EXTRACTED RECORDS ▸
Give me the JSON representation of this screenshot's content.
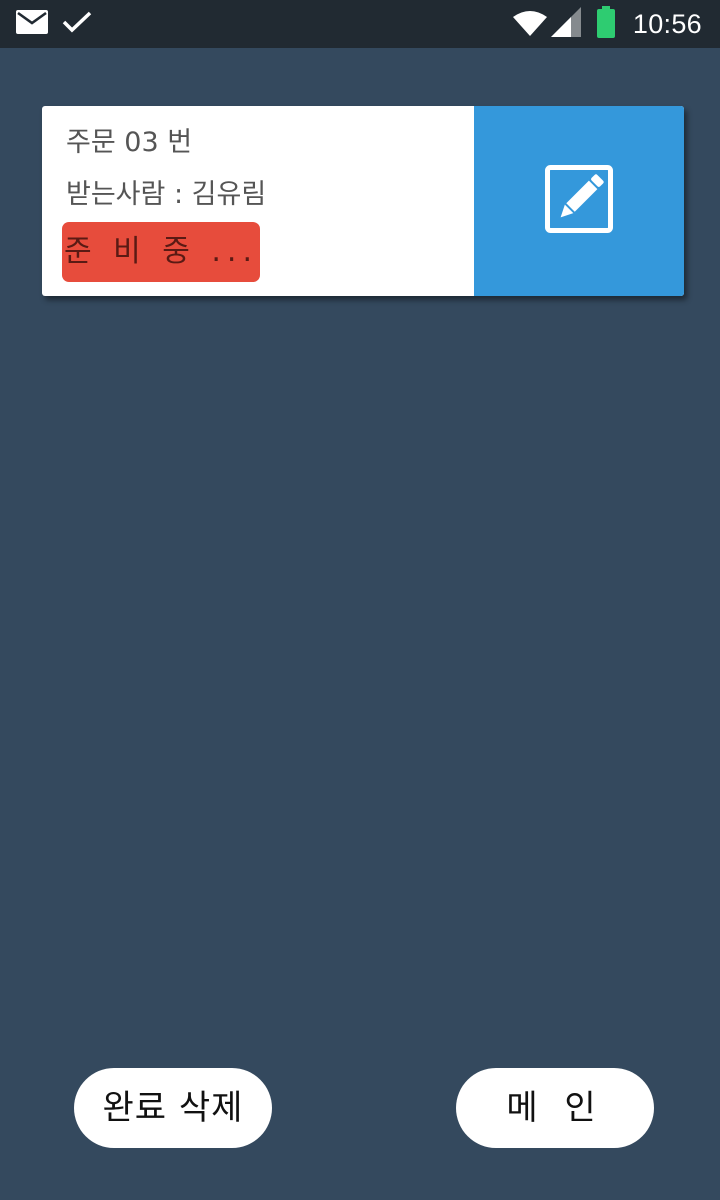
{
  "status_bar": {
    "time": "10:56",
    "icons": [
      "mail-icon",
      "check-icon",
      "wifi-icon",
      "signal-icon",
      "battery-icon"
    ],
    "battery_color": "#2ecc71"
  },
  "order": {
    "title": "주문 03 번",
    "recipient_label": "받는사람 :",
    "recipient_name": "김유림",
    "status": "준 비 중 ...",
    "status_color": "#e74c3c",
    "edit_icon": "edit-pencil-icon",
    "edit_color": "#3498db"
  },
  "buttons": {
    "delete_completed": "완료 삭제",
    "main": "메 인"
  },
  "colors": {
    "background": "#34495e",
    "status_bar": "#212a32"
  }
}
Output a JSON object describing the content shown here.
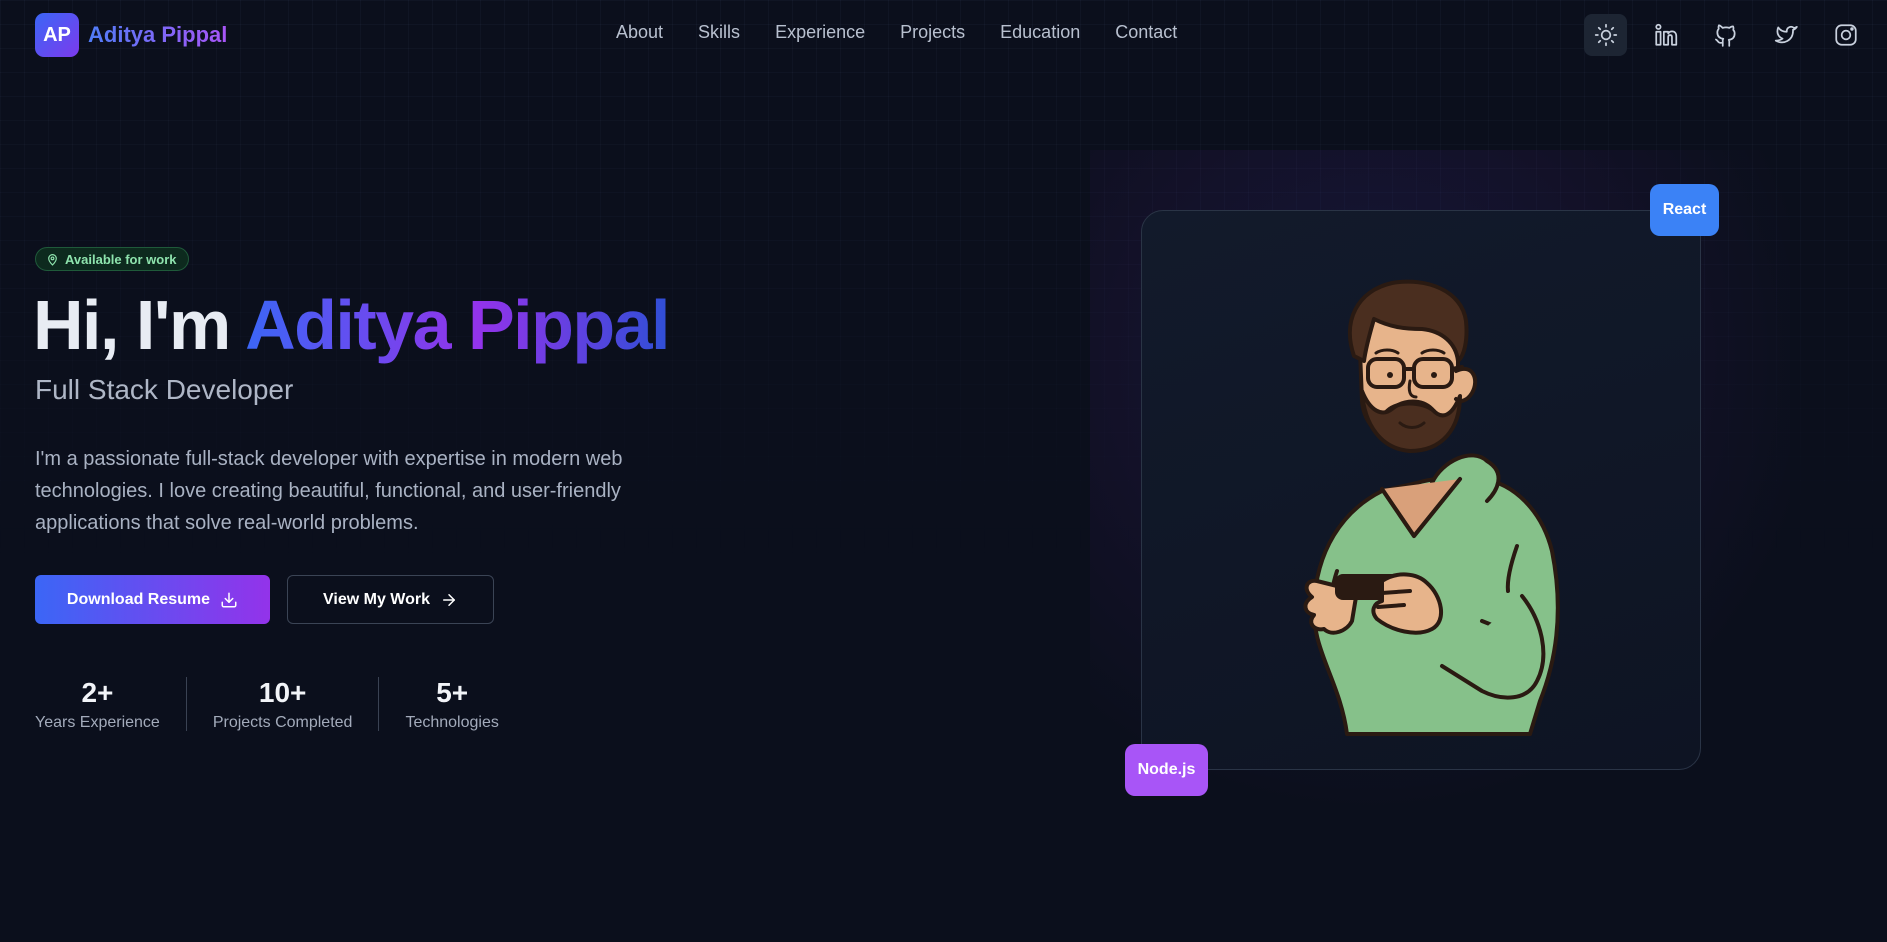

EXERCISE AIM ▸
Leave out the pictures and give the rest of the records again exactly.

RESPONSE TO THIS TASK ▸
Give me the JSON representation of this screenshot's content.
{
  "status_bar": {
    "time": "10:56",
    "icons": [
      "mail-icon",
      "check-icon",
      "wifi-icon",
      "signal-icon",
      "battery-icon"
    ],
    "battery_color": "#2ecc71"
  },
  "order": {
    "title": "주문 03 번",
    "recipient_label": "받는사람 :",
    "recipient_name": "김유림",
    "status": "준 비 중 ...",
    "status_color": "#e74c3c",
    "edit_icon": "edit-pencil-icon",
    "edit_color": "#3498db"
  },
  "buttons": {
    "delete_completed": "완료 삭제",
    "main": "메 인"
  },
  "colors": {
    "background": "#34495e",
    "status_bar": "#212a32"
  }
}
Output a JSON object describing the content shown here.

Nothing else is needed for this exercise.